  23. SmartGirl - There is no "King Tut's Curse" - it was mainly sensationalist Newspaper stories made up in the 20s to *gasp* sell newspapers.

    An article here - http://skeptoid.com/episodes/4106 discusses the curse and National Geographic at http://news.nationalgeographic.com/news/2005/05/0506_050506_mummycurse.html says about "tomb toxins" -- "We don't know of even a single case of either an archaeologist or a tourist experiencing any negative consequences [from tomb molds or bacteria]," Miller said. The University of Pennsylvania's Wegner hasn't noticed much concern among her colleagues at tomb sites.

    "On the archaeological projects that I've been involved with, we generally don't wear masks or [other protection against hazardous materials] in a tomb," she explained. "If we do, it's because of worry about breathing in dust rather than molds or fungus.

    "If someone has a compromised immune system, they might be more [likely] to pick up something in a tomb, but that's also the case in a restaurant or anywhere else they might be."


    Denis

    ReplyDelete
  24. Hmmm. .. A similar show, (if not the same) was here in Detroit last month. The newspaper ads ran that same King Tut burial mask picture, but I also recall the fine print as stating the pieces were replicas. .. Their in the same league with the Hollywood Wax Museum, except this is a traveling show. What a rip-off!!!

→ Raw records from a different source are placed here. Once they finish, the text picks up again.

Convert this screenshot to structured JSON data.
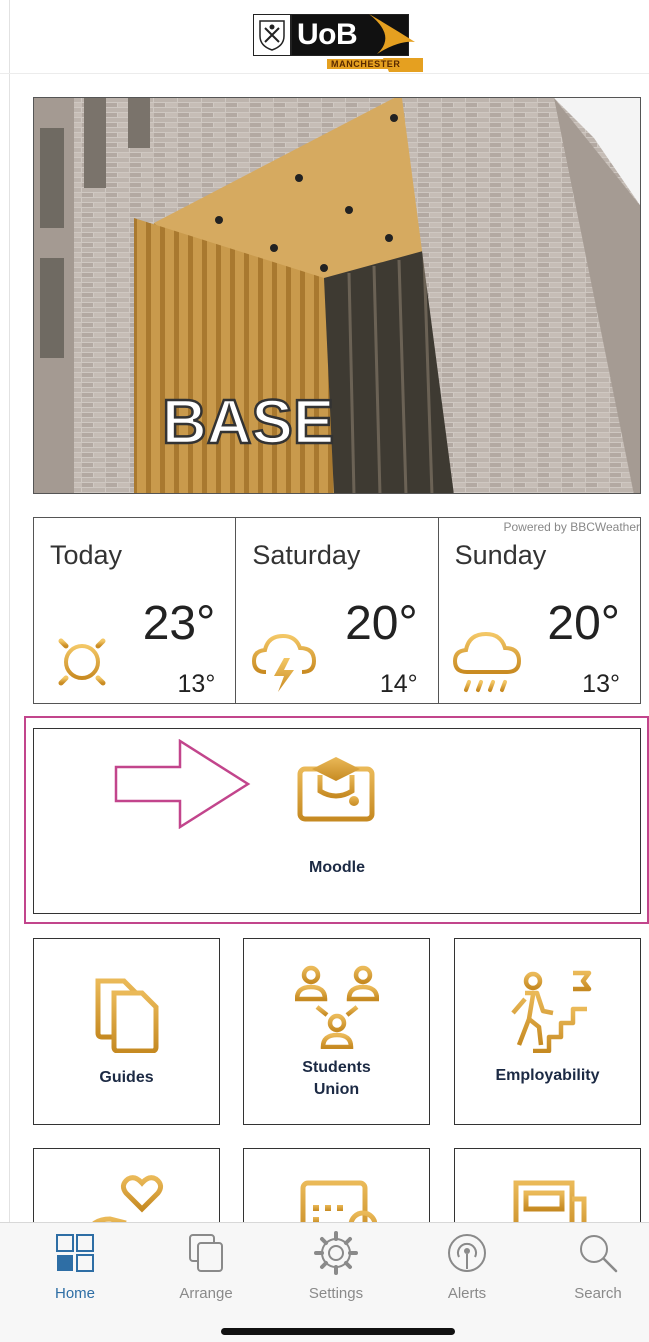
{
  "header": {
    "logo_text": "UoB",
    "logo_subtext": "MANCHESTER"
  },
  "hero": {
    "sign_text": "BASE"
  },
  "weather": {
    "powered_by": "Powered by BBCWeather",
    "days": [
      {
        "day": "Today",
        "high": "23°",
        "low": "13°",
        "icon": "sun-icon"
      },
      {
        "day": "Saturday",
        "high": "20°",
        "low": "14°",
        "icon": "thunderstorm-icon"
      },
      {
        "day": "Sunday",
        "high": "20°",
        "low": "13°",
        "icon": "rain-cloud-icon"
      }
    ]
  },
  "moodle": {
    "label": "Moodle",
    "icon": "graduation-monitor-icon",
    "highlight_color": "#c2458c"
  },
  "tiles": [
    {
      "label": "Guides",
      "icon": "documents-icon"
    },
    {
      "label": "Students\nUnion",
      "icon": "people-network-icon"
    },
    {
      "label": "Employability",
      "icon": "career-stairs-icon"
    },
    {
      "label": "",
      "icon": "heart-hand-icon"
    },
    {
      "label": "",
      "icon": "calendar-icon"
    },
    {
      "label": "",
      "icon": "newspaper-icon"
    }
  ],
  "tabbar": {
    "tabs": [
      {
        "label": "Home",
        "icon": "grid-icon",
        "active": true
      },
      {
        "label": "Arrange",
        "icon": "stack-icon",
        "active": false
      },
      {
        "label": "Settings",
        "icon": "gear-icon",
        "active": false
      },
      {
        "label": "Alerts",
        "icon": "broadcast-icon",
        "active": false
      },
      {
        "label": "Search",
        "icon": "magnifier-icon",
        "active": false
      }
    ]
  },
  "colors": {
    "accent_gold": "#d9a232",
    "active_blue": "#2e6ea5",
    "navy_text": "#1c2a44"
  }
}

    ReplyDelete
  25. Hi, Al:

    I just got back from New York and saw your comment, haha!

    I never back down from a fight - but here are my rules:

    (1) Choose your battles carefully, make sure it's worthwhile; (2) Make sure you've really been wronged, not that your feelings are hurt or you don't like someone; (3) Only ask for what you deserve; and (4) Stick to the Facts and don't whine


    Denis - I knew there was no curse, but at first people didn't know what made everyone sick, and that's what they said. but they eventually figured out that it was a fungus or mold.

    ReplyDelete